Tuesday, December 2, 2014

Interview with Christopher Cloud Author of Adelita's Secret

Today, we're shining the book spotlight on a young adult fantasy novel, Adelita’s Secret thanks to Rebecca's Writing Services. Christopher Cloud is an award-winning novelist with his collection of young adult novels. 

About Adelita’s Secret 
Lost in a superficial world of materialism and social status—and ashamed of her Latino heritage—seventeen-year-old Adelita NoĆ© is loved by two men, two men separated by a hundred years and vastly different stations in life. One man owns little more than the shirt on his back. The other, a poet at heart, is heir to a vast fortune. Their love for Adelita serves as the backdrop for the Latino girl’s quest to better understand herself and her Mexican roots.

Read Chapter 1 – 4 on Amazon
Title is available at Amazon kindle or paperback
Pick up your copy at Barnes & Noble

Q: Have you ever had a character take over a story and move it in a different direction than you had originally intended? How did you handle it?

A: I’m glad you asked because my teenage protagonist in Adelita’s Secret took me in a totally different direction with her own ideas for the storyline. I don’t write fantasy (or didn’t before this novel) and had no intention of writing fantasy. But Adelita took control about 5,000 words into the story, and changed the genre from young adult to young adult/fantasy. I’m pleased the story unfolded as it did.

Q: Any tips for character creation?
There has been much written about the so-called "composite" character, borrowing bits and pieces from several characters to build one character. Personally, I find this premise irritating because you end up creating a character that readers will find unbelievable. That is not to say that your character’s personally/physical makeup/speech can’t be tweaked. Create a character that readers can wrap their minds around.  

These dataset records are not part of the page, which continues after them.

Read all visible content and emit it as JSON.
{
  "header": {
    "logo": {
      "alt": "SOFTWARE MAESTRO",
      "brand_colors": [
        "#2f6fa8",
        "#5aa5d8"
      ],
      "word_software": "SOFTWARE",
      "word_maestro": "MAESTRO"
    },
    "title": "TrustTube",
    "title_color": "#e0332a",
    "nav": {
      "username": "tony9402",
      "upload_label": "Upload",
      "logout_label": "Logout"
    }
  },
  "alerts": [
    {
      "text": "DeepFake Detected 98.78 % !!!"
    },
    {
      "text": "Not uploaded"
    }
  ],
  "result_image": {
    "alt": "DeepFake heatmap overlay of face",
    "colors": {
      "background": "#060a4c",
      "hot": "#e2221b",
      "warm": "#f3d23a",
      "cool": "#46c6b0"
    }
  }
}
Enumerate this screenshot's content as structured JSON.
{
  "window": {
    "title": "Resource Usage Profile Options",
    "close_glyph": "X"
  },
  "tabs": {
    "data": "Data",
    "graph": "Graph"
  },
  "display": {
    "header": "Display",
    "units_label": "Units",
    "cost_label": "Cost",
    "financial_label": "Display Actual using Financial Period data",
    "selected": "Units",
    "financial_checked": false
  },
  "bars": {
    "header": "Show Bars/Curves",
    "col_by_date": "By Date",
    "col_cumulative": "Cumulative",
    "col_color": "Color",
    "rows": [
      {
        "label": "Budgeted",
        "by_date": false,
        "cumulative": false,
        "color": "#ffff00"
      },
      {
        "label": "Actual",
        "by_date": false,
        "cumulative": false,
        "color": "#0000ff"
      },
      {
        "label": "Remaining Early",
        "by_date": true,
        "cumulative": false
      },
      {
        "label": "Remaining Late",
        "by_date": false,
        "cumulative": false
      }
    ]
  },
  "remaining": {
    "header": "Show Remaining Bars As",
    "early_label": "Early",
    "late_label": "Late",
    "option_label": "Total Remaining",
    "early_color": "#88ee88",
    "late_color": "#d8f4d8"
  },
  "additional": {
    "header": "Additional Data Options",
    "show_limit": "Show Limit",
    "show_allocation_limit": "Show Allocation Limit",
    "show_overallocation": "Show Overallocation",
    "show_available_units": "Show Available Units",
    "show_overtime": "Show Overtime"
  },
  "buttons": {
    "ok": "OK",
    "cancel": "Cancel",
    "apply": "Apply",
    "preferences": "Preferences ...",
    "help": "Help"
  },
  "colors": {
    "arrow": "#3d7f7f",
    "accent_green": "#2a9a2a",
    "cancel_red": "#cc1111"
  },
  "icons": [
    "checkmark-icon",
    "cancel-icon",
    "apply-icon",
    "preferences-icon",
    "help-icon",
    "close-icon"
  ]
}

Q: Lessons readers can learn from the books characters?
I write middle-grade and young adult novels, and my characters dispense small doses of historical facts, facts that become an integral part of the story. Indeed, each of my four middle-grade/young adult novels plays out against a backdrop of history.

Q: Is there a theme or message in your work that you would like readers to connect to?
There are no messages per se in my novels, but I do try and tactfully educate the reader about the role history plays in all of our lives. In A Boy Called Duct Tape I educate the reader about the exploits of Jesse James and his gang of outlaws; in Voices of the Locusts I show my readers the ugly psychological scars left by World War II; in Adelita’s Secret, the importance of the Mexican Revolution forms the backdrop for my story; in The Ghosts of Petroglyph Canyon, the significance of preserving ancient rock drawings subtly weaves its way through the novel.

Q: If you could be any famous person/author for one day, who would you be and why?
I gave this question much thought. I’ve decided I’d like to be John Steinbeck when he was halfway through his first draft of The Grapes of Wrath. I’d love to learn his writing routine and who he relies on to read his copy, not for typos, but for content. For my money, The Grapes of Wrath is the most important book by an American author of the 20th century.

Q: One of the most terrifying or difficult things about being a writer?
One of the most problematic issues for me are critiques. When I first began writing, a reviewer panned one of my middle-grade novels. However, the novel received more than 200 five-star reader reviews on Amazon. These days I judge the quality of my stories by reader reviews. Such reviews are far more telling.

Q: What do you believe is your strongest trait?
I am not a quitter. I believe this trait has helped me survive the bump road of writing fiction. I continue to hold the belief that a good story will always find a home. 

About Christopher Cloud
Award winning author Christopher Cloud began writing fiction full time after a long career in journalism and public relations. He writes middle-grade and young adult novels..Cloud graduated from the University of Missouri in 1967 with a degree in journalism. He has worked as a reporter, editor, and columnist at newspapers in Texas, California, and Missouri. He was employed by a Fortune 100 company as a public relations executive, and later operated his own public relations agency. Cloud attended high school in Japan, and lives in Joplin, Missouri. His website Is: www.christophercloud.com

Visit Christopher Cloud’s website
Visit Cloud’s blog

Check back on December 10th for my review of this book.

1 comment:

  1. A great article and historical significance. reminds me of my love story